Students came to see that it was healthy for them to have space to be on their own, laughing about how many times they just wanted people to stop talking so that they could enjoy more quiet time. Students learned how much more time they needed to reflect, absorb, and digest all that they were picking up on internally before they spoke it out loud. Finally, they came to embrace how sensitive they are to a variety of stimuli and how this ‘superpower’ could both be a blessing and a curse, depending on how they worked with it.
In contrast to their extroverted peers, introverts do not need or like to wear the mask of the persona, finding it awkward, heavy, and at times superficial; they connect more easily and directly from the inside-out. This is both an asset and a vulnerability. Having more direct access to their inner worlds, they can more easily connect on a deeper level with others when they do feel comfortable and safe to share. However, they also can be more susceptible to taking other’s feedback to heart as well as having a sometimes confusingly direct access to other people’s unexpressed inner experiences.
One group member analogized it to not having an interpersonal shield or ozone layer to protect from the direct energy of others! We were reminded here of Emily Dickinson’s great lines: ‘too bright for our infirm delight/the truth’s superb surprise/. Like lightning to the children eased with explanation kind. The truth must dazzle gradually or else all men be blind.’ Now, that’s a motto for introverts!
The Paradox of Introverts Together
When you bring introverts together, paradoxically you create extroverts! One of the most surprising finds was to see how much students actually had to say and how confident they could be when with other introverts as well as how refreshing it was to see how many more of them are out there. In addition, they were floored by how easily it was to connect with other students, given how challenging it was in the larger extroverted college culture.
Swimming in the Depths
Stunned by the depth of connection and exploration that members showed,I often didn’t see this kind of openness and cohesiveness until much later in a group’s development! What became quickly apparent was that introverts have the metaphorical capacity to swim in the depths and they relish sharing that with others in talking about ideas and inner experiences. While it is often a running joke how the weather can dictate attendance in most groups in our office, this particular group was the opposite- they showed up!
Common Ground Amidst Diversity
Another revelation of the group was how extraordinarily diverse it was, in terms of every demographic seen on our college campus-gender, age, race, ethnicity, sexual orientation, etc.

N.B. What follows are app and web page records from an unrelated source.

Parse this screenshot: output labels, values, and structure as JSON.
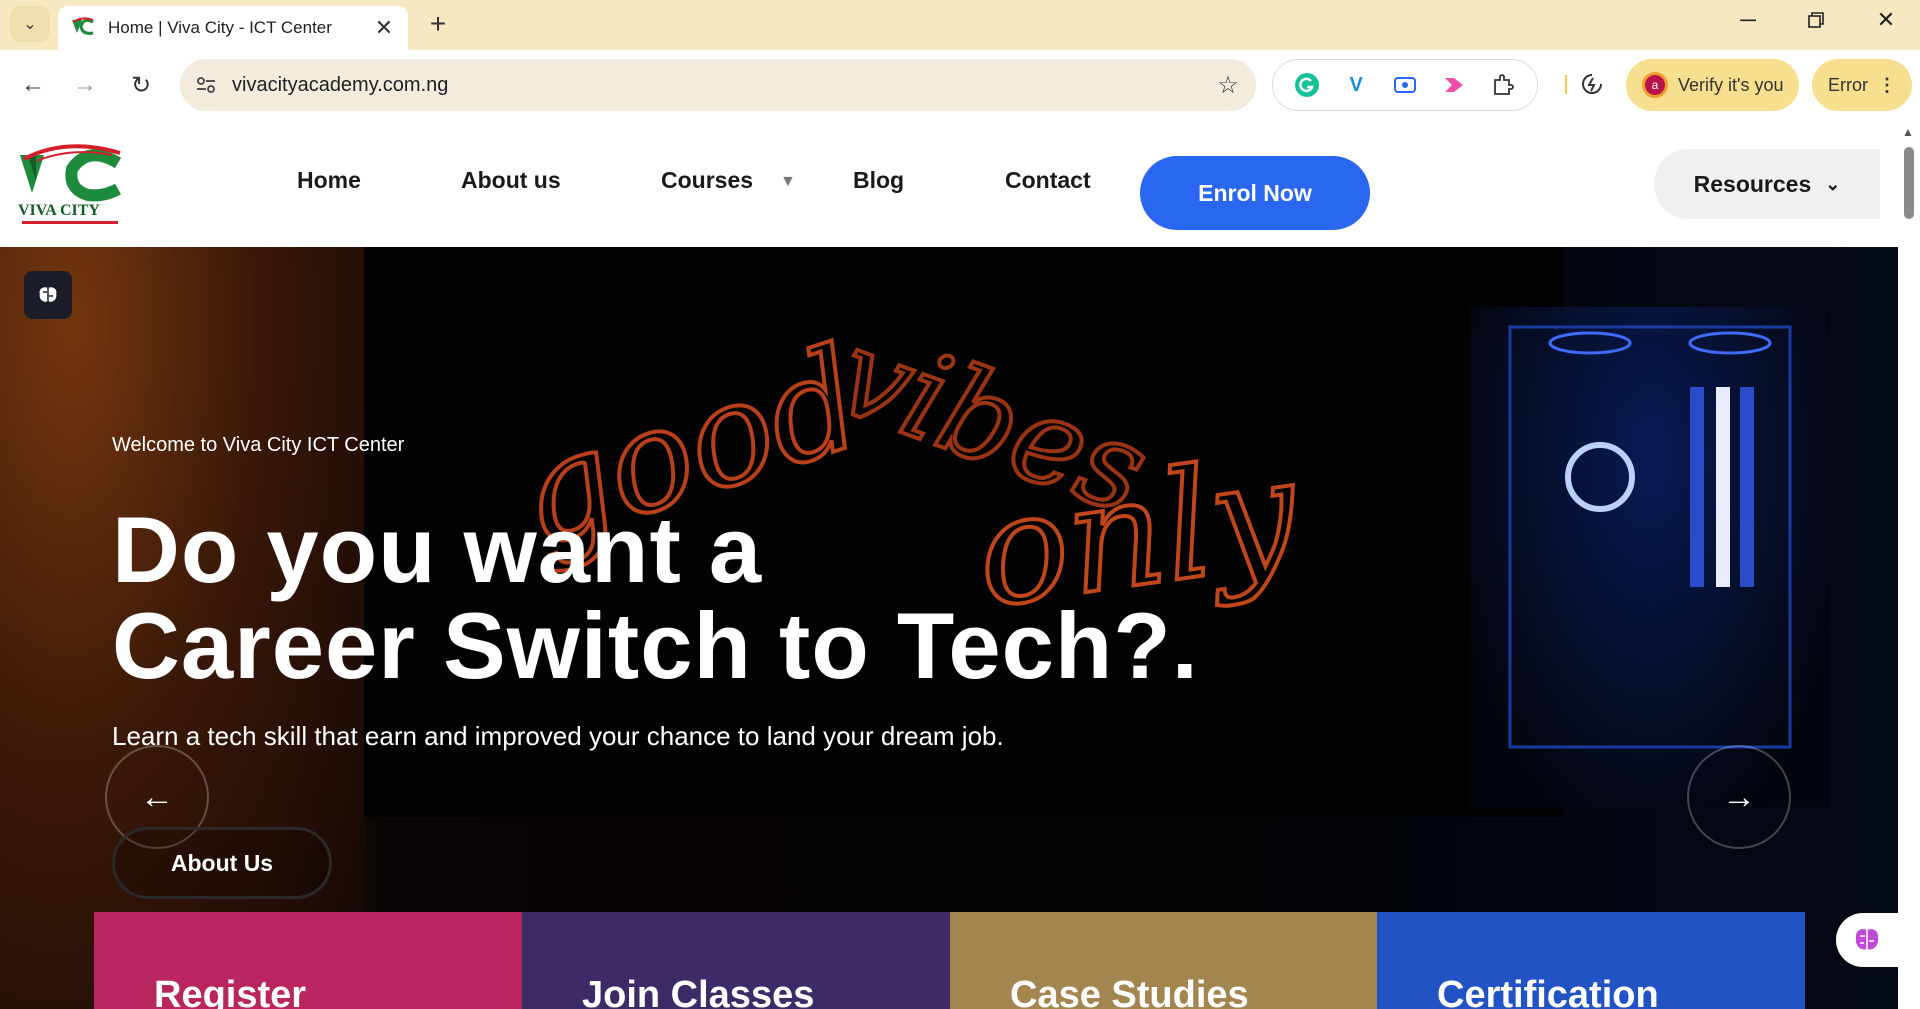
{
  "browser": {
    "tab_title": "Home | Viva City - ICT Center",
    "url": "vivacityacademy.com.ng",
    "verify_label": "Verify it's you",
    "profile_initial": "a",
    "error_label": "Error",
    "icons": [
      "tab-search-icon",
      "new-tab-icon",
      "minimize-icon",
      "restore-icon",
      "close-icon",
      "back-icon",
      "forward-icon",
      "reload-icon",
      "site-info-icon",
      "bookmark-star-icon",
      "grammarly-icon",
      "vimeo-icon",
      "screen-record-icon",
      "video-extension-icon",
      "extensions-icon",
      "performance-icon",
      "more-menu-icon"
    ]
  },
  "header": {
    "logo_text": "VIVA CITY",
    "nav": {
      "home": "Home",
      "about": "About us",
      "courses": "Courses",
      "blog": "Blog",
      "contact": "Contact"
    },
    "enrol_label": "Enrol Now",
    "resources_label": "Resources"
  },
  "hero": {
    "subtitle": "Welcome to Viva City ICT Center",
    "title_line1": "Do you want a",
    "title_line2": "Career Switch to Tech?.",
    "description": "Learn a tech skill that earn and improved your chance to land your dream job.",
    "button_label": "About Us",
    "neon_text": [
      "good",
      "vibes",
      "only"
    ]
  },
  "features": [
    {
      "label": "Register",
      "color": "#b8255f"
    },
    {
      "label": "Join Classes",
      "color": "#3f2a68"
    },
    {
      "label": "Case Studies",
      "color": "#a3864f"
    },
    {
      "label": "Certification",
      "color": "#2253c4"
    }
  ],
  "colors": {
    "accent": "#2a67f0",
    "tabbar": "#f6e9c1",
    "logo_green": "#1e8a3c",
    "logo_red": "#d4202a"
  }
}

This confirmed how much more prevalent introversion is and how it becomes an entry point for shared conversations between diverse groups, something sorely needed on our college campuses and in society today!
Lessons for the Culture
The group was not only important to its members–who came regularly and were inspired to form an introvert club on campus–it also provided an important stage to teach other students about what is easily missed in our culture and in this generation. With Millennials easily pulled away from their internal worlds, bombarded and distracted by the external social demands on facebook, Twitter, etc, introverts demonstrated a bedrock truth that needs strengthening in the culture–the value of internal reflection, contemplation, and profound connection.
Group members wished that extroverts could come to observe the group to see how they worked. We, as group leaders, also hoped that extroverts could come to see how to reconnect with their introverted core-the foundation of imagination, connection, and creativity.
All in all, our little experiment with introversion is proving to be a fertile ground for making the cultural shift at the college level and for changing the conversation and understanding of what it means to be introverted today. It’s not your mother or father’s or grandfather’s introversion, it’s a nuanced 21st century model that captures the complexity and diversity of what introverted individuals bring today into the world. Hat’s off to that!